Like Cancer Alley, South Durban is affected by environmental racism in a myriad of ways.  Environmental degradation not only destroys their physical health but their economic health as well. Due to mounting medical bills, many people end up in debt. Additionally, their homes being in such close quarters with polluting businesses seriously worsens the value of their property. Subsequently, they are too sick to stay but too poor to leave.

One of the most pressing issues of our time has been the plastic waste build-up from western countries and now Asian countries refusing to continue taking tons of it in. This is a landmark decision for many Southeast Asian countries because they have been collecting plastic waste from richer nations for at least 25 years much to the detriment of their health and their own environment. Many of us do not think about where our plastic bottles and bags go. Once we put them in our recycling bins, they disappear from memory.

The rejection of plastic waste by these countries, which is now sitting on ports around Western countries with nowhere to go is important.  It brings into focus that toxic waste and other pollutants do not vanish. They land somewhere, usually with the poorest, the brownest and the most vulnerable people. This nonacceptance is in its own way a protest and a declaration. No longer will the global south be the dumping ground of western countries.

The defiant nonacceptance of these countries brings to mind similarities with other struggles concerning environmental racism. Such as the recent protests of the occupants of Flint Michigan who continue to face an uphill battle in a continued fight for clean water. The reason why these communities continue to be targeted is quite simple. Large corporations and other powerful entities do not believe that these communities are strong enough to fight them and they don’t care what happens to people who don’t look and have as much money as them. However, more and more people are speaking up and we all should speak up. Different communities from all over the world ranging from  Indigenous people of the Amazon, to ‘Miss Flint’ (Mari Copeny)  have made it clear that environmental racism is a huge problem. It is an issue poor and people of color have been dealing with for a very long time. We need to listen to them and take action.

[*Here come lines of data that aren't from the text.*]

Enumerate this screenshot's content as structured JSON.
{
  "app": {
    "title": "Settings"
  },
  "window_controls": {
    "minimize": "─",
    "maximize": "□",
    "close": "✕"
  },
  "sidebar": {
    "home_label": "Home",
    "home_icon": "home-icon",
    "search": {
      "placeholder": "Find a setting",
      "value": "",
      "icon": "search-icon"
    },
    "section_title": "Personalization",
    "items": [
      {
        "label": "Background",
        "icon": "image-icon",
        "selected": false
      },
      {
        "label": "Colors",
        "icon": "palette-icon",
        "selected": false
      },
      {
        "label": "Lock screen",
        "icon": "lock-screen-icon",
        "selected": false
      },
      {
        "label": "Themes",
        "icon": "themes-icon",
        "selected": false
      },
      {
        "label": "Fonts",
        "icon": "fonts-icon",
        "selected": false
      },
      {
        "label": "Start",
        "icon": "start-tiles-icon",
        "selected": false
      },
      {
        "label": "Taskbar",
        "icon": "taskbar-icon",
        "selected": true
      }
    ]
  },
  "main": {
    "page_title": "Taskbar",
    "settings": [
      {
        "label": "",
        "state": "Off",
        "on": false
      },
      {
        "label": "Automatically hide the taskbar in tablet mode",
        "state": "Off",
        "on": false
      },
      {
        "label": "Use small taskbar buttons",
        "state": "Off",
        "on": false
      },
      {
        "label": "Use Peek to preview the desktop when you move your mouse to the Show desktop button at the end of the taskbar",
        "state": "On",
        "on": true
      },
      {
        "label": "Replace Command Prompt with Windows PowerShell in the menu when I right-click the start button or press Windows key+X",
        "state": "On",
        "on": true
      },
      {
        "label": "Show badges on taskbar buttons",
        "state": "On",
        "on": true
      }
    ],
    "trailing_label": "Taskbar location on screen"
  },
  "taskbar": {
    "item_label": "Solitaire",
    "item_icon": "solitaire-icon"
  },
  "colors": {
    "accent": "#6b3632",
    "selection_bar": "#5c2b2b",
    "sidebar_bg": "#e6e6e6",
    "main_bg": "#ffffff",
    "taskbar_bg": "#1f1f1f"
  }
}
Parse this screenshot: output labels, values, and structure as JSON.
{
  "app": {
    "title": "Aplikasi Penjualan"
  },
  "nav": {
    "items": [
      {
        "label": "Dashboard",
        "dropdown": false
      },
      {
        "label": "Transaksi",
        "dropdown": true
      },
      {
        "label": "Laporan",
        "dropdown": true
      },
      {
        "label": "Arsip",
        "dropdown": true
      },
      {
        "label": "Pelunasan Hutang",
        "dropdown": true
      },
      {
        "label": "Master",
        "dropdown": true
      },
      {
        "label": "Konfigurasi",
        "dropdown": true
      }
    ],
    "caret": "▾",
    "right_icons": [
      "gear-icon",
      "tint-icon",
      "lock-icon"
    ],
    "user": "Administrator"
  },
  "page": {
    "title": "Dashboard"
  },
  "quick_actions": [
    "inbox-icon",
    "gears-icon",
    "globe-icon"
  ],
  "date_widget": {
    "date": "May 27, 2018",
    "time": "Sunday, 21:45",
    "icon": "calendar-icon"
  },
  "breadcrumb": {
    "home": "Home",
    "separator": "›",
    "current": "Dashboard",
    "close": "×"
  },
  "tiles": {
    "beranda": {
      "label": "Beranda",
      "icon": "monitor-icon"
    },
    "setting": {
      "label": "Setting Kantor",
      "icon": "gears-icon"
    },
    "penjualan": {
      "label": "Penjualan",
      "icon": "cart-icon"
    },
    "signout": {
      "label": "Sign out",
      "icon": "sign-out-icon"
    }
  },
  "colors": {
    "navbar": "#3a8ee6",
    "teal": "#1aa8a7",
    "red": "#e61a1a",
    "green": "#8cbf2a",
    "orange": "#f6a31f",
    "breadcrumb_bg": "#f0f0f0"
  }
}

  • Modupe Oladiwura Adio is a writer and lawyer from Lagos Nigeria. Modupe is obsessed with all things pop culture and the intricacies of global black culture and its impact on the world.